cell

number of the
daughter cells
of chromosomes of the
parent cell

Genetically identical to the
parent cell and to one another
Genetic content Different from the parent cell
and form one another
No genetic variation in any
generation
Genetic variation There is genetic variation
from one generation to the
next.

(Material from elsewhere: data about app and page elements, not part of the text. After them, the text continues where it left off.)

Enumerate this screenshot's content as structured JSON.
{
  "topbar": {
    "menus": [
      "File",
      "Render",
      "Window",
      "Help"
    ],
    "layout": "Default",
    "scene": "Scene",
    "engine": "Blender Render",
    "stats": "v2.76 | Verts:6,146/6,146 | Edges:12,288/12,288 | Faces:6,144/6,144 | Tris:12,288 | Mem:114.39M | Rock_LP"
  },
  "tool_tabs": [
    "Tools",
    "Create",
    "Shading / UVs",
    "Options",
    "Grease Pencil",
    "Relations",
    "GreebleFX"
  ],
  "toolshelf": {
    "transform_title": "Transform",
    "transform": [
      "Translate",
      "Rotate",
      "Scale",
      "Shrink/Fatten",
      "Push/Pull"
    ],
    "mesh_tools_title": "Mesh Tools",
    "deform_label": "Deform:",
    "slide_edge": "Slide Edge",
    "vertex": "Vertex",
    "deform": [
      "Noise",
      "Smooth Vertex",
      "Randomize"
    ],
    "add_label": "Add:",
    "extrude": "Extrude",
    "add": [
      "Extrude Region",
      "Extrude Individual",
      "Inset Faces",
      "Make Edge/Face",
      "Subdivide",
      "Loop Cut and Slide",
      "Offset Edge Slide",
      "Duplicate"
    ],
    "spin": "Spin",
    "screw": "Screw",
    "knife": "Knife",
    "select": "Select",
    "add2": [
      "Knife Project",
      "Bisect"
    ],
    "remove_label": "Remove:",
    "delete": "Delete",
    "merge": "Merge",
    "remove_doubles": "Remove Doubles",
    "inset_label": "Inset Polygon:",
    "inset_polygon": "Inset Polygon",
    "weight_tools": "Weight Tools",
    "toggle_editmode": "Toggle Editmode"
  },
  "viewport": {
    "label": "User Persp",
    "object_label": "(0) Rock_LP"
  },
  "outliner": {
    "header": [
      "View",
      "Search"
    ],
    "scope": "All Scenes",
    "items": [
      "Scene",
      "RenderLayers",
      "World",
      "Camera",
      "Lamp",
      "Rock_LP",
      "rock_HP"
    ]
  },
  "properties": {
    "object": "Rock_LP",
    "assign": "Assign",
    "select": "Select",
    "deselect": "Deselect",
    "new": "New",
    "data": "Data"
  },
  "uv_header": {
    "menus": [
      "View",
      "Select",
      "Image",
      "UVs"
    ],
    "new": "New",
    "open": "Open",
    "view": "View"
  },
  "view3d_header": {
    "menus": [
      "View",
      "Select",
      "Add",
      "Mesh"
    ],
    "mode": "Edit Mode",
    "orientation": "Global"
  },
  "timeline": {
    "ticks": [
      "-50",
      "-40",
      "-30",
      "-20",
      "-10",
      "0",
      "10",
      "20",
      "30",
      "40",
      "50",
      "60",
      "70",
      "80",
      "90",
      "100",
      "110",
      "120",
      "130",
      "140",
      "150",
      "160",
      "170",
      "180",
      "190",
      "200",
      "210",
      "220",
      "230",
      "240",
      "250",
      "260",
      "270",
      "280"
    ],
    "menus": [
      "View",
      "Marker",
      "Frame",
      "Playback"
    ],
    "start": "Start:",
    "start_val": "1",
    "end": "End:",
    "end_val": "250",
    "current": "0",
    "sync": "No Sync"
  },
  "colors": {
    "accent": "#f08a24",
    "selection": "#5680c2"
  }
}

5.3 APPRECIATING THE MOVEMENT OF CHROMOSOMES DURING MITOSIS
AND MEIOSIS
1. The ability of organisms to reproduce ensures the continuity of life.
2. The organisms reproduce through mitotic or meiotic cell division is to ensure
the survival of each species from one generation to the next.
3. Asexual reproduction through mitotic division produces offspring that are
identical to the single parent; sexual reproduction through meiotic division
produces genetic variation in offspring.
4. If meiosis does not occur properly, the gametes formed will have an abnormal
number of chromosomes. As a result, the zygote that is formed later would
become abnormal.
Exp: down syndrome (2n = 47 chromosomes)